WORK REQUEST: Please reproduce the data in full, exactly as it stands.

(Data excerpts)
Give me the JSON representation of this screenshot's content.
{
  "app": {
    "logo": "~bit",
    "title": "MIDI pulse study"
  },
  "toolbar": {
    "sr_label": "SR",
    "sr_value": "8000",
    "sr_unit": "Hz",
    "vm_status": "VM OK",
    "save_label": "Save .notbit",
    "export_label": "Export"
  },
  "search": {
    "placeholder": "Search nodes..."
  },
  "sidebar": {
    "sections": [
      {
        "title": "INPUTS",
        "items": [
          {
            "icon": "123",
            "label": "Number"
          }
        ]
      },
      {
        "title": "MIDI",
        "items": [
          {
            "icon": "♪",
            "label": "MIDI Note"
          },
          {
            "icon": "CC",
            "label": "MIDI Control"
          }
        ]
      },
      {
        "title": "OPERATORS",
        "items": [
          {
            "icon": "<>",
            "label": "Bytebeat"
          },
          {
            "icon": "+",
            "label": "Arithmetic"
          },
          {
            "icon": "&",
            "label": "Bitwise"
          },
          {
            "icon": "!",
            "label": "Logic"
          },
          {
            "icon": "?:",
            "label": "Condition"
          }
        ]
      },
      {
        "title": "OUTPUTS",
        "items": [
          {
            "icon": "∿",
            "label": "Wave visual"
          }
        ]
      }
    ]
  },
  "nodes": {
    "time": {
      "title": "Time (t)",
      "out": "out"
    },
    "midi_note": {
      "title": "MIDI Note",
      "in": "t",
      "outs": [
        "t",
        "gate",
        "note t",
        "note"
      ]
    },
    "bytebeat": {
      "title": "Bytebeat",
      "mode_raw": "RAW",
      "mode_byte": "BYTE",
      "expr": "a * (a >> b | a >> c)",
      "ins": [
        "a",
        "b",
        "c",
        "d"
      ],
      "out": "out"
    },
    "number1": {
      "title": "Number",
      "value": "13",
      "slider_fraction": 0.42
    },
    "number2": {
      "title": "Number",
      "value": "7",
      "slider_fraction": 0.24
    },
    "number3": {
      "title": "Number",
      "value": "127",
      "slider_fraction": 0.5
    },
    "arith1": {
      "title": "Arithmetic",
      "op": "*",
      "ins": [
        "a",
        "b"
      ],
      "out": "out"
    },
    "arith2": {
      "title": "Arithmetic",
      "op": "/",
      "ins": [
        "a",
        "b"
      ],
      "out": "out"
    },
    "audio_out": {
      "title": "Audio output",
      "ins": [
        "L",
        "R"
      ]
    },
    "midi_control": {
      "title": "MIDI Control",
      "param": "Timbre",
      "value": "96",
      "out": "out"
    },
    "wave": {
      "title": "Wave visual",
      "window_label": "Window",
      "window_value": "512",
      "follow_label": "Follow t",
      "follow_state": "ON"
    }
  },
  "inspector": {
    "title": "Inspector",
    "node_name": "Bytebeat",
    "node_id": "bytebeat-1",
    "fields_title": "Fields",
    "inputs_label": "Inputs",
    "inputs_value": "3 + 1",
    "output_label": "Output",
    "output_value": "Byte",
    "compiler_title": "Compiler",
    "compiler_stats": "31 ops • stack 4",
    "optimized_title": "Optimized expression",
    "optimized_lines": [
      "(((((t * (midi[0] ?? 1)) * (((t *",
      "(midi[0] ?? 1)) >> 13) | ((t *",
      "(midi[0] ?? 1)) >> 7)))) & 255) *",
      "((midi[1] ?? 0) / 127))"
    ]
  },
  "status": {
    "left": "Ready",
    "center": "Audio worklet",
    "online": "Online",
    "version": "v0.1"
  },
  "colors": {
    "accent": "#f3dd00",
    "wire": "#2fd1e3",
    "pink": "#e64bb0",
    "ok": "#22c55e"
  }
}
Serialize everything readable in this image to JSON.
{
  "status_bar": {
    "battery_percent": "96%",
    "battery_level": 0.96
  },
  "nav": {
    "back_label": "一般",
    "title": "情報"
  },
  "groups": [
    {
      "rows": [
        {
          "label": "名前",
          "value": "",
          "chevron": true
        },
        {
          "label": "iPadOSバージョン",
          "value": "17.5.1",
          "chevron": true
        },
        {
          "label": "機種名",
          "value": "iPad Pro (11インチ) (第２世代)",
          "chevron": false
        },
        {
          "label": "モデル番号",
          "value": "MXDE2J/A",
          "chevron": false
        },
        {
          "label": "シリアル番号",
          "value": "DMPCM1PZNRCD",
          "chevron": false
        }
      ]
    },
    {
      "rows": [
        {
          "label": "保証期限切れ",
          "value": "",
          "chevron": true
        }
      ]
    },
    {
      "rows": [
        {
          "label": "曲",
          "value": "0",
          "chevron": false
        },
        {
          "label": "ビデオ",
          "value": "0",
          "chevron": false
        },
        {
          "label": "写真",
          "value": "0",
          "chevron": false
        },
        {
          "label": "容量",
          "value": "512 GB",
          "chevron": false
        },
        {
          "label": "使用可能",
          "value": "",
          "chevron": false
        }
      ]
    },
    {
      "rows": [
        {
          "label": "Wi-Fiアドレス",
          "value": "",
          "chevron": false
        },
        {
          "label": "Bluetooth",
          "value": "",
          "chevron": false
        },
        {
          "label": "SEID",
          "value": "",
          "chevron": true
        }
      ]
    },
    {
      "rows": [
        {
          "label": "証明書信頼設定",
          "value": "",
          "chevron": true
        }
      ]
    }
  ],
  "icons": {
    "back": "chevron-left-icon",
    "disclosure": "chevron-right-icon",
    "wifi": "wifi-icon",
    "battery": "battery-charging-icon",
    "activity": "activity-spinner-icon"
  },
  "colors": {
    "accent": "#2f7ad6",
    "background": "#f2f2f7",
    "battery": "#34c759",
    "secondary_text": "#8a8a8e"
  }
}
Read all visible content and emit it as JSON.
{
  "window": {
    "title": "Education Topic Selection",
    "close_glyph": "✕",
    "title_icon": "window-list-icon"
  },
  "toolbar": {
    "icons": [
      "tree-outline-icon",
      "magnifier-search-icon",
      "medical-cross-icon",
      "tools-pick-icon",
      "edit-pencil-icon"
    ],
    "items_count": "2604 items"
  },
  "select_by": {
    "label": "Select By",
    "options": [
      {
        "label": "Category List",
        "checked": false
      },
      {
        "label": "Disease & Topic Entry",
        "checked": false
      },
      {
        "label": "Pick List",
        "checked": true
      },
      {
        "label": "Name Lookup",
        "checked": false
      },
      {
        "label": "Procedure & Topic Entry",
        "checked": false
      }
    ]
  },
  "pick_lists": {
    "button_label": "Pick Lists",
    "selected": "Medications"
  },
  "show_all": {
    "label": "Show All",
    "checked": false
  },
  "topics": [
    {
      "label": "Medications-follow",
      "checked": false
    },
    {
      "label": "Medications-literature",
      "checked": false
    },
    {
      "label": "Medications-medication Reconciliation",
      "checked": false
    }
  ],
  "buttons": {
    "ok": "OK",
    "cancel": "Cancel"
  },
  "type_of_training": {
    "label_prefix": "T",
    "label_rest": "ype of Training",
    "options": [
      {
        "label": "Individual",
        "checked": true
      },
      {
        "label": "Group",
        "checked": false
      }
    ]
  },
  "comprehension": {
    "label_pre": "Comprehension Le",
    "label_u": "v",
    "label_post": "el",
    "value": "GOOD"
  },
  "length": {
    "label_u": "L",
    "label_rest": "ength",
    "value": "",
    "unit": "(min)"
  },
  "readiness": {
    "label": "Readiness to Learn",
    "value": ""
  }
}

SOLUTION TO THE PROBLEM:
Give me the JSON representation of this screenshot's content.
{
  "app": {
    "logo": "~bit",
    "title": "MIDI pulse study"
  },
  "toolbar": {
    "sr_label": "SR",
    "sr_value": "8000",
    "sr_unit": "Hz",
    "vm_status": "VM OK",
    "save_label": "Save .notbit",
    "export_label": "Export"
  },
  "search": {
    "placeholder": "Search nodes..."
  },
  "sidebar": {
    "sections": [
      {
        "title": "INPUTS",
        "items": [
          {
            "icon": "123",
            "label": "Number"
          }
        ]
      },
      {
        "title": "MIDI",
        "items": [
          {
            "icon": "♪",
            "label": "MIDI Note"
          },
          {
            "icon": "CC",
            "label": "MIDI Control"
          }
        ]
      },
      {
        "title": "OPERATORS",
        "items": [
          {
            "icon": "<>",
            "label": "Bytebeat"
          },
          {
            "icon": "+",
            "label": "Arithmetic"
          },
          {
            "icon": "&",
            "label": "Bitwise"
          },
          {
            "icon": "!",
            "label": "Logic"
          },
          {
            "icon": "?:",
            "label": "Condition"
          }
        ]
      },
      {
        "title": "OUTPUTS",
        "items": [
          {
            "icon": "∿",
            "label": "Wave visual"
          }
        ]
      }
    ]
  },
  "nodes": {
    "time": {
      "title": "Time (t)",
      "out": "out"
    },
    "midi_note": {
      "title": "MIDI Note",
      "in": "t",
      "outs": [
        "t",
        "gate",
        "note t",
        "note"
      ]
    },
    "bytebeat": {
      "title": "Bytebeat",
      "mode_raw": "RAW",
      "mode_byte": "BYTE",
      "expr": "a * (a >> b | a >> c)",
      "ins": [
        "a",
        "b",
        "c",
        "d"
      ],
      "out": "out"
    },
    "number1": {
      "title": "Number",
      "value": "13",
      "slider_fraction": 0.42
    },
    "number2": {
      "title": "Number",
      "value": "7",
      "slider_fraction": 0.24
    },
    "number3": {
      "title": "Number",
      "value": "127",
      "slider_fraction": 0.5
    },
    "arith1": {
      "title": "Arithmetic",
      "op": "*",
      "ins": [
        "a",
        "b"
      ],
      "out": "out"
    },
    "arith2": {
      "title": "Arithmetic",
      "op": "/",
      "ins": [
        "a",
        "b"
      ],
      "out": "out"
    },
    "audio_out": {
      "title": "Audio output",
      "ins": [
        "L",
        "R"
      ]
    },
    "midi_control": {
      "title": "MIDI Control",
      "param": "Timbre",
      "value": "96",
      "out": "out"
    },
    "wave": {
      "title": "Wave visual",
      "window_label": "Window",
      "window_value": "512",
      "follow_label": "Follow t",
      "follow_state": "ON"
    }
  },
  "inspector": {
    "title": "Inspector",
    "node_name": "Bytebeat",
    "node_id": "bytebeat-1",
    "fields_title": "Fields",
    "inputs_label": "Inputs",
    "inputs_value": "3 + 1",
    "output_label": "Output",
    "output_value": "Byte",
    "compiler_title": "Compiler",
    "compiler_stats": "31 ops • stack 4",
    "optimized_title": "Optimized expression",
    "optimized_lines": [
      "(((((t * (midi[0] ?? 1)) * (((t *",
      "(midi[0] ?? 1)) >> 13) | ((t *",
      "(midi[0] ?? 1)) >> 7)))) & 255) *",
      "((midi[1] ?? 0) / 127))"
    ]
  },
  "status": {
    "left": "Ready",
    "center": "Audio worklet",
    "online": "Online",
    "version": "v0.1"
  },
  "colors": {
    "accent": "#f3dd00",
    "wire": "#2fd1e3",
    "pink": "#e64bb0",
    "ok": "#22c55e"
  }
}
Serialize everything readable in this image to JSON.
{
  "status_bar": {
    "battery_percent": "96%",
    "battery_level": 0.96
  },
  "nav": {
    "back_label": "一般",
    "title": "情報"
  },
  "groups": [
    {
      "rows": [
        {
          "label": "名前",
          "value": "",
          "chevron": true
        },
        {
          "label": "iPadOSバージョン",
          "value": "17.5.1",
          "chevron": true
        },
        {
          "label": "機種名",
          "value": "iPad Pro (11インチ) (第２世代)",
          "chevron": false
        },
        {
          "label": "モデル番号",
          "value": "MXDE2J/A",
          "chevron": false
        },
        {
          "label": "シリアル番号",
          "value": "DMPCM1PZNRCD",
          "chevron": false
        }
      ]
    },
    {
      "rows": [
        {
          "label": "保証期限切れ",
          "value": "",
          "chevron": true
        }
      ]
    },
    {
      "rows": [
        {
          "label": "曲",
          "value": "0",
          "chevron": false
        },
        {
          "label": "ビデオ",
          "value": "0",
          "chevron": false
        },
        {
          "label": "写真",
          "value": "0",
          "chevron": false
        },
        {
          "label": "容量",
          "value": "512 GB",
          "chevron": false
        },
        {
          "label": "使用可能",
          "value": "",
          "chevron": false
        }
      ]
    },
    {
      "rows": [
        {
          "label": "Wi-Fiアドレス",
          "value": "",
          "chevron": false
        },
        {
          "label": "Bluetooth",
          "value": "",
          "chevron": false
        },
        {
          "label": "SEID",
          "value": "",
          "chevron": true
        }
      ]
    },
    {
      "rows": [
        {
          "label": "証明書信頼設定",
          "value": "",
          "chevron": true
        }
      ]
    }
  ],
  "icons": {
    "back": "chevron-left-icon",
    "disclosure": "chevron-right-icon",
    "wifi": "wifi-icon",
    "battery": "battery-charging-icon",
    "activity": "activity-spinner-icon"
  },
  "colors": {
    "accent": "#2f7ad6",
    "background": "#f2f2f7",
    "battery": "#34c759",
    "secondary_text": "#8a8a8e"
  }
}
Read all visible content and emit it as JSON.
{
  "window": {
    "title": "Education Topic Selection",
    "close_glyph": "✕",
    "title_icon": "window-list-icon"
  },
  "toolbar": {
    "icons": [
      "tree-outline-icon",
      "magnifier-search-icon",
      "medical-cross-icon",
      "tools-pick-icon",
      "edit-pencil-icon"
    ],
    "items_count": "2604 items"
  },
  "select_by": {
    "label": "Select By",
    "options": [
      {
        "label": "Category List",
        "checked": false
      },
      {
        "label": "Disease & Topic Entry",
        "checked": false
      },
      {
        "label": "Pick List",
        "checked": true
      },
      {
        "label": "Name Lookup",
        "checked": false
      },
      {
        "label": "Procedure & Topic Entry",
        "checked": false
      }
    ]
  },
  "pick_lists": {
    "button_label": "Pick Lists",
    "selected": "Medications"
  },
  "show_all": {
    "label": "Show All",
    "checked": false
  },
  "topics": [
    {
      "label": "Medications-follow",
      "checked": false
    },
    {
      "label": "Medications-literature",
      "checked": false
    },
    {
      "label": "Medications-medication Reconciliation",
      "checked": false
    }
  ],
  "buttons": {
    "ok": "OK",
    "cancel": "Cancel"
  },
  "type_of_training": {
    "label_prefix": "T",
    "label_rest": "ype of Training",
    "options": [
      {
        "label": "Individual",
        "checked": true
      },
      {
        "label": "Group",
        "checked": false
      }
    ]
  },
  "comprehension": {
    "label_pre": "Comprehension Le",
    "label_u": "v",
    "label_post": "el",
    "value": "GOOD"
  },
  "length": {
    "label_u": "L",
    "label_rest": "ength",
    "value": "",
    "unit": "(min)"
  },
  "readiness": {
    "label": "Readiness to Learn",
    "value": ""
  }
}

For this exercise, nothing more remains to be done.